*** DATA UNDER STUDY Section Begins ***
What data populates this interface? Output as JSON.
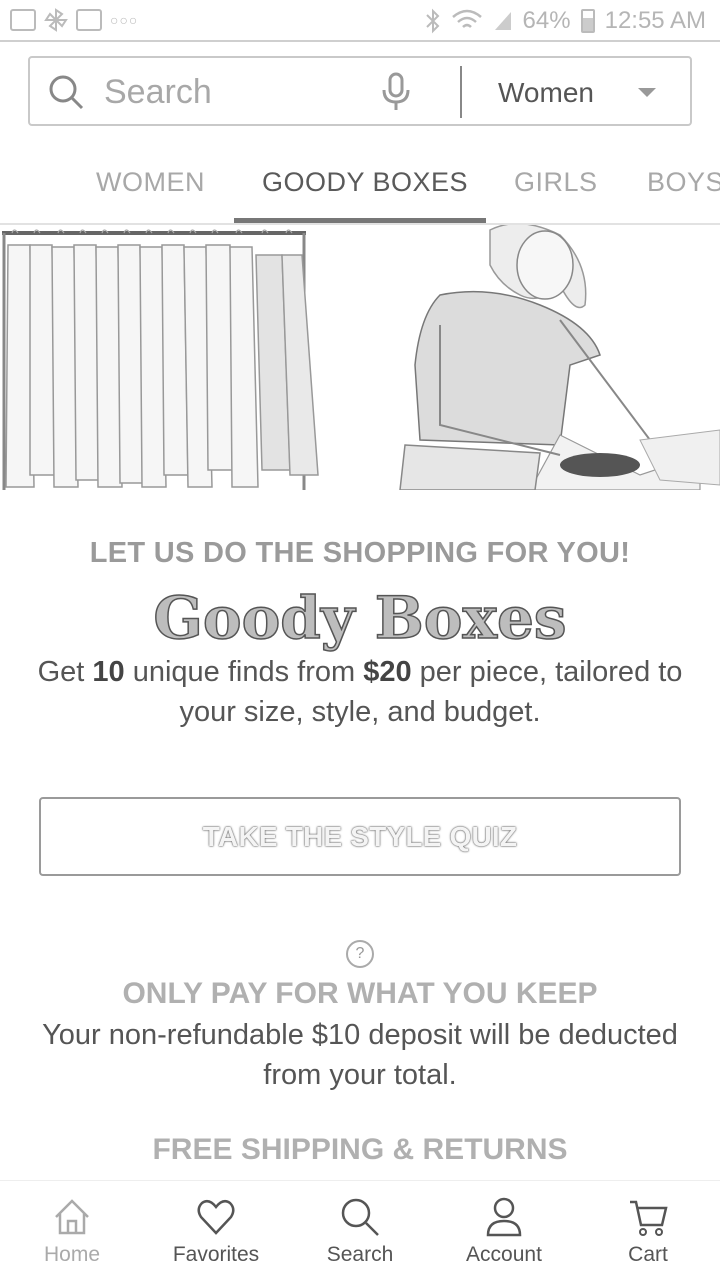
{
  "status_bar": {
    "battery": "64%",
    "time": "12:55 AM",
    "icons": [
      "image-icon",
      "pinwheel-icon",
      "gmail-icon",
      "more-dots-icon",
      "bluetooth-icon",
      "wifi-icon",
      "signal-icon",
      "battery-icon"
    ]
  },
  "search": {
    "placeholder": "Search",
    "department": "Women"
  },
  "tabs": [
    {
      "label": "WOMEN",
      "active": false
    },
    {
      "label": "GOODY BOXES",
      "active": true
    },
    {
      "label": "GIRLS",
      "active": false
    },
    {
      "label": "BOYS",
      "active": false
    }
  ],
  "promo": {
    "tagline": "LET US DO THE SHOPPING FOR YOU!",
    "brand": "Goody Boxes",
    "desc_1": "Get ",
    "desc_count": "10",
    "desc_2": " unique finds from ",
    "desc_price": "$20",
    "desc_3": " per piece, tailored to your size, style, and budget.",
    "cta": "TAKE THE STYLE QUIZ"
  },
  "info": {
    "help_glyph": "?",
    "pay_title": "ONLY PAY FOR WHAT YOU KEEP",
    "pay_text": "Your non-refundable $10 deposit will be deducted from your total.",
    "shipping_title": "FREE SHIPPING & RETURNS"
  },
  "bottom_nav": [
    {
      "label": "Home",
      "icon": "home-icon",
      "current": true
    },
    {
      "label": "Favorites",
      "icon": "heart-icon",
      "current": false
    },
    {
      "label": "Search",
      "icon": "search-icon",
      "current": false
    },
    {
      "label": "Account",
      "icon": "person-icon",
      "current": false
    },
    {
      "label": "Cart",
      "icon": "cart-icon",
      "current": false
    }
  ]
}
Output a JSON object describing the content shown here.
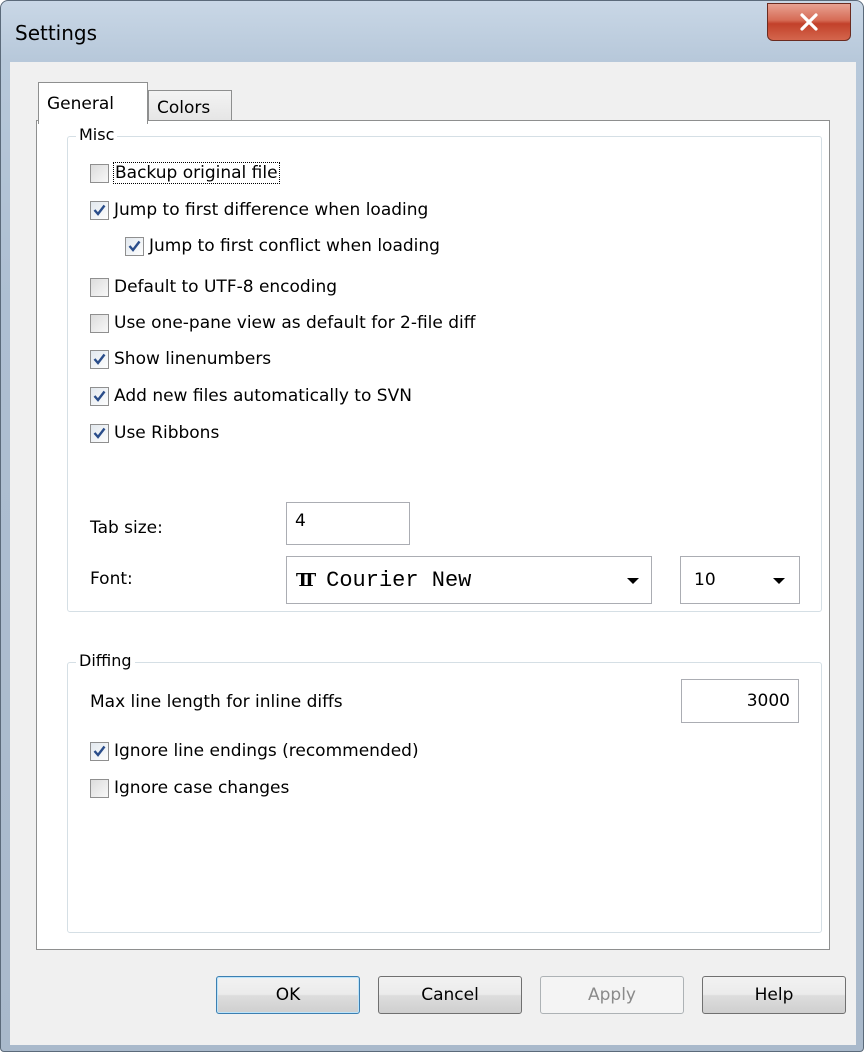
{
  "window": {
    "title": "Settings",
    "close_glyph": "X"
  },
  "tabs": [
    {
      "label": "General",
      "selected": true
    },
    {
      "label": "Colors",
      "selected": false
    }
  ],
  "misc": {
    "title": "Misc",
    "checkboxes": [
      {
        "label": "Backup original file",
        "checked": false
      },
      {
        "label": "Jump to first difference when loading",
        "checked": true
      },
      {
        "label": "Jump to first conflict when loading",
        "checked": true
      },
      {
        "label": "Default to UTF-8 encoding",
        "checked": false
      },
      {
        "label": "Use one-pane view as default for 2-file diff",
        "checked": false
      },
      {
        "label": "Show linenumbers",
        "checked": true
      },
      {
        "label": "Add new files automatically to SVN",
        "checked": true
      },
      {
        "label": "Use Ribbons",
        "checked": true
      }
    ],
    "tab_size_label": "Tab size:",
    "tab_size_value": "4",
    "font_label": "Font:",
    "font_value": "Courier New",
    "font_icon": "truetype-font-icon",
    "font_size_value": "10"
  },
  "diffing": {
    "title": "Diffing",
    "max_line_label": "Max line length for inline diffs",
    "max_line_value": "3000",
    "checkboxes": [
      {
        "label": "Ignore line endings (recommended)",
        "checked": true
      },
      {
        "label": "Ignore case changes",
        "checked": false
      }
    ]
  },
  "buttons": {
    "ok": "OK",
    "cancel": "Cancel",
    "apply": "Apply",
    "help": "Help"
  }
}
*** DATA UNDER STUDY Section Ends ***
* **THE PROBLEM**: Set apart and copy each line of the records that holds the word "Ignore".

* **WRITTEN RESPONSE**:
        "label": "Ignore line endings (recommended)",
        "label": "Ignore case changes",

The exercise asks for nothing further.